A new lineup up of inductees will join the Kentucky Writers Hall of Fame pantheon this month. And 2016’s list branches out to include the hall’s first songwriter.

Typically reserved for prose and poetry authors, the Hall of Fame is actually open to writers of all stripes – and this year voters headed by the Kentucky Arts Council approved the addition of Appalachian folk singer and songwriter Jean Ritchie, who passed away last June.

Jenni Todd, WKMS

Murray author Constance Alexander holds a reading this Sunday at 2 p.m. at Calloway County Public Library, titled "Old, New, Borrowed & Blue" featuring a variety of work, including new material on her recent project with the elderly and caregiving and her book of poetry "64 Blue Letters," about a high school yearbook in the year 1964. Alexander stops by Sounds Good to preview some of her work ahead of the reading.

Matt Markgraf, WKMS

'Have a good summer! Love ya! Stay as sweet as you are! Don't ever change!' These are some of the messages that have appeared in high school yearbooks for decades. While much has changed since 1964, much of the fundamental high school experience are more or less the same. Playwright, author, teacher, former business executive Constance Alexander joins Kate Lochte on Sounds Good to read from her book of poems 64 Blue Letters, recalling a high school yearbook in verse.

Courtesy of Jennifer Brown, Kentucky New Era archives

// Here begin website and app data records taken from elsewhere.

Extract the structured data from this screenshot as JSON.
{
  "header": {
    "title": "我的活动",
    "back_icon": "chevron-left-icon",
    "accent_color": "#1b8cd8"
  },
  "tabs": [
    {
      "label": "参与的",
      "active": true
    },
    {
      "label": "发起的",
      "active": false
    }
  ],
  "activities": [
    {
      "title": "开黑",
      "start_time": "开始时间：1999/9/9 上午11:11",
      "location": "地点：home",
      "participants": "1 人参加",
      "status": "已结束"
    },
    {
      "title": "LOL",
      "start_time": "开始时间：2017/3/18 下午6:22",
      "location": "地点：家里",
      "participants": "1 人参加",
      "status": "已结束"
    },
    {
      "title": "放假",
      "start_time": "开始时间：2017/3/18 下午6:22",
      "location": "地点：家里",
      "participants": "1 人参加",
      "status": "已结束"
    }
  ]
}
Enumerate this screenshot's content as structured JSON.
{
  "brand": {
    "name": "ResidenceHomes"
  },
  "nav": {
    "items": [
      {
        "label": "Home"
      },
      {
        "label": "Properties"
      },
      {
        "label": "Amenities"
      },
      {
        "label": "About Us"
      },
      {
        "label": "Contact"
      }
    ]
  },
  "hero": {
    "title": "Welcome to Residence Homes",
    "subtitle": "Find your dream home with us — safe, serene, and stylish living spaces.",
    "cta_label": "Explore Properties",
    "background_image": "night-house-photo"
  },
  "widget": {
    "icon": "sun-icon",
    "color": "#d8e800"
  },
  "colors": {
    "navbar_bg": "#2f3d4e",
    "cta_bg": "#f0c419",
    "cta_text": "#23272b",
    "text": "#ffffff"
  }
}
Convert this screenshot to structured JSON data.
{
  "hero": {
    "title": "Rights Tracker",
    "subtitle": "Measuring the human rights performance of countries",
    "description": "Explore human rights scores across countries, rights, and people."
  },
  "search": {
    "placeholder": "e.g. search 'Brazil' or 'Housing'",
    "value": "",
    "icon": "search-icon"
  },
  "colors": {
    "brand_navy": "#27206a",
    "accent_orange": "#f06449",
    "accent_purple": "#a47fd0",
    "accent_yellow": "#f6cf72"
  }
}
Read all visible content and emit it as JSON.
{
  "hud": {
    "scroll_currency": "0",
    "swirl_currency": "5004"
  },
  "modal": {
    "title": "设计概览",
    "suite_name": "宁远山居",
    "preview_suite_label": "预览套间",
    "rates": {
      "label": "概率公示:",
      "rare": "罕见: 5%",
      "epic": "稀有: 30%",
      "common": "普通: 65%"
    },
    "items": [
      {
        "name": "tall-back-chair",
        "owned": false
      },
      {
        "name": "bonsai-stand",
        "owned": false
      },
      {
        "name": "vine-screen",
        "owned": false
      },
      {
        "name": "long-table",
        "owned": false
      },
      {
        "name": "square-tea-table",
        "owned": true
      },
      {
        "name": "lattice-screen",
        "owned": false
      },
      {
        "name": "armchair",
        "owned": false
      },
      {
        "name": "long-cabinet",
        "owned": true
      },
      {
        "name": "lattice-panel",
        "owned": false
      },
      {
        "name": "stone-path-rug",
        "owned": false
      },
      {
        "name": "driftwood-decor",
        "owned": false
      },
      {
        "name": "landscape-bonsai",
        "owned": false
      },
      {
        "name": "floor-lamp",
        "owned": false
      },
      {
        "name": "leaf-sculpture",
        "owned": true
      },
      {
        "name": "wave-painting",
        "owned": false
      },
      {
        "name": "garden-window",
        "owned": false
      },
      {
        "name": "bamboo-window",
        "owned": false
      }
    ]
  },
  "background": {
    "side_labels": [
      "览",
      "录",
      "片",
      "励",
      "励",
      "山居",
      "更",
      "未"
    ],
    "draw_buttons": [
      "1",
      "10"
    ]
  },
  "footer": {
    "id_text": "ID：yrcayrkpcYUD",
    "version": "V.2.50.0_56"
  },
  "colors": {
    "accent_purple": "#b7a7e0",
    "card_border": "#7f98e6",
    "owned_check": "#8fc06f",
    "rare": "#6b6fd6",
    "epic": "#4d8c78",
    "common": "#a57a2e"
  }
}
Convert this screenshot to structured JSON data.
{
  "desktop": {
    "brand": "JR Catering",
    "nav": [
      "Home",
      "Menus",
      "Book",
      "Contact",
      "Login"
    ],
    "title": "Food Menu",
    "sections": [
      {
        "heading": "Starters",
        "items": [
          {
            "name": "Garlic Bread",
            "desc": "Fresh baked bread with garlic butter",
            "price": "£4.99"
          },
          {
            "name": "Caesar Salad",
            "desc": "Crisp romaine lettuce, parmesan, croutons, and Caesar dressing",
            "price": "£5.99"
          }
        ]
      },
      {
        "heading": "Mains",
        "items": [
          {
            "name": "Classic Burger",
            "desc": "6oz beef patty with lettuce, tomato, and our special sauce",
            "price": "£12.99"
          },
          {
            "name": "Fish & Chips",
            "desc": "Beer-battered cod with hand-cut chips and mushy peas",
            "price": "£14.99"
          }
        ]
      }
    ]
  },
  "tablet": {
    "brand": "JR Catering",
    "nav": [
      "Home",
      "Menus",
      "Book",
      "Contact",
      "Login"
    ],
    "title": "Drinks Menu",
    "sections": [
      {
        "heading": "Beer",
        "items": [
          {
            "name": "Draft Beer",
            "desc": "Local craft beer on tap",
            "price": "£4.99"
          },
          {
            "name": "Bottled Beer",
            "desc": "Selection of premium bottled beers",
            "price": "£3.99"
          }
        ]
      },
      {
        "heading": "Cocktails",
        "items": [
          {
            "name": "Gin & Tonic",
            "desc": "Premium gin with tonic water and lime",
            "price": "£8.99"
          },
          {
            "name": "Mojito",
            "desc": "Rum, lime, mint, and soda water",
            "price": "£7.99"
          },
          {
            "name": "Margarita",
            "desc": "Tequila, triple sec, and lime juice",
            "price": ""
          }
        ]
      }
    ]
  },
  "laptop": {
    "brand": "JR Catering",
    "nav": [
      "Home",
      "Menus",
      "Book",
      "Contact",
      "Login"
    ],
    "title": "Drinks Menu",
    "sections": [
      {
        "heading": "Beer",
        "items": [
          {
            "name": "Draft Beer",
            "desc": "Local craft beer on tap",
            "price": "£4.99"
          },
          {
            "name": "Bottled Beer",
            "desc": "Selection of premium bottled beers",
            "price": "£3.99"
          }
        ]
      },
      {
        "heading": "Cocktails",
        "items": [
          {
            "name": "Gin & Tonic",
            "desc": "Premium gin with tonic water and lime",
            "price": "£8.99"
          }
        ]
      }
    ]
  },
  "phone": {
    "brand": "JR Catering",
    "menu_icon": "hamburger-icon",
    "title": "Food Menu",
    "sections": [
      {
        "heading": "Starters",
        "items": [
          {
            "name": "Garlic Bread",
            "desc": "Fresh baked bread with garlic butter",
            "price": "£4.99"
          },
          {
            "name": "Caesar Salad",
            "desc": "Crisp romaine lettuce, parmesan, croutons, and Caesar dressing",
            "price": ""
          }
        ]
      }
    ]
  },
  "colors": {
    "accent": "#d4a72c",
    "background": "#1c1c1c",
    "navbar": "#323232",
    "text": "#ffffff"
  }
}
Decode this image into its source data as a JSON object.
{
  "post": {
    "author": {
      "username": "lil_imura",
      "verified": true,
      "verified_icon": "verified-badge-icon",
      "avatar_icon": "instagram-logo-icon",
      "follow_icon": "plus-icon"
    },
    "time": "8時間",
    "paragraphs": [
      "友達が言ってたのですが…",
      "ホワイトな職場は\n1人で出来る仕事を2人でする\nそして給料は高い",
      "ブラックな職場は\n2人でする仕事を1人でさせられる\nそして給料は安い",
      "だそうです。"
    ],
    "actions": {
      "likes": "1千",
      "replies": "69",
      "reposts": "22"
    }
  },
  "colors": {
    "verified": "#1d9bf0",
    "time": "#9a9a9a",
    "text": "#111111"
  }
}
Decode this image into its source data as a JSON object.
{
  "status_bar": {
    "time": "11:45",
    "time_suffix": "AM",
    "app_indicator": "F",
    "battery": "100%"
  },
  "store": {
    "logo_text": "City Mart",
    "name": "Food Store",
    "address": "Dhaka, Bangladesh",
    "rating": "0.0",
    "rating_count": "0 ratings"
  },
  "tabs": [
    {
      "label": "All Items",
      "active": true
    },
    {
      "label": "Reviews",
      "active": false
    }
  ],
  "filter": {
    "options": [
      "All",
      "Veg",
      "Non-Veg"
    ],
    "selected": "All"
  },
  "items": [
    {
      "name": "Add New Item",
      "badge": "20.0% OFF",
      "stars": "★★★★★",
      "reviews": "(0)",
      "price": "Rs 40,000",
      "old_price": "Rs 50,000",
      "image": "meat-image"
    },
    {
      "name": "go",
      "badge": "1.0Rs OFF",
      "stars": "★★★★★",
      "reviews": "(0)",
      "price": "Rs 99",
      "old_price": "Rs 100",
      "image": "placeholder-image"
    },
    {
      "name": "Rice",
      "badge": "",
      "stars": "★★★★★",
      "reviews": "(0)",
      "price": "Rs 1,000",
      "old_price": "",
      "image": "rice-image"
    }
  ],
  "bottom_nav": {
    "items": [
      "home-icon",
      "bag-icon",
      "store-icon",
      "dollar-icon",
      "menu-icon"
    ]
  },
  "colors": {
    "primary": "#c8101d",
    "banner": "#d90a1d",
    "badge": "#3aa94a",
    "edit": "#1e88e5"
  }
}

Ted Poston was born in Hopkinsville in 1906. He attended an African American high school in Hopkinsville and earned his bachelor's degree in Nashville. In 1928, he moved to New York and joined the Harlem Renaissance. There, he became the first African American writer on staff at the New York Post and the first to make a career at a white mainstream paper, where he covered the major events of the Civil Rights Era. Kentucky New Era Opinion Editor Jennifer Brown joins Kate Lochte on Sounds Good to preview her "Ted Talk" coming up in March, with more about Hopkinsville's own, the "Dean of Black Journalists," Ted Poston.

Murray State University Professor of English Carrie Jerrell has received an Al Smith Individual Artist Fellowship from the Kentucky Arts Council. She is one of six writers chosen for demonstrating a high level of excellence and creativity in their literary ares careers. On Sounds Good, Kate Lochte speaks with Jerrell, reading form her newest work. 

Dan Gediman is the editor of This I Believe: Kentucky and a long-time public radio producer. His work has been featured on This American Life, All Things Considered, Morning Edition, and Jazz Profiles. He gives Kate Lochte an overview of the radio series being developed around this book and the segments that may soon air on WKMS.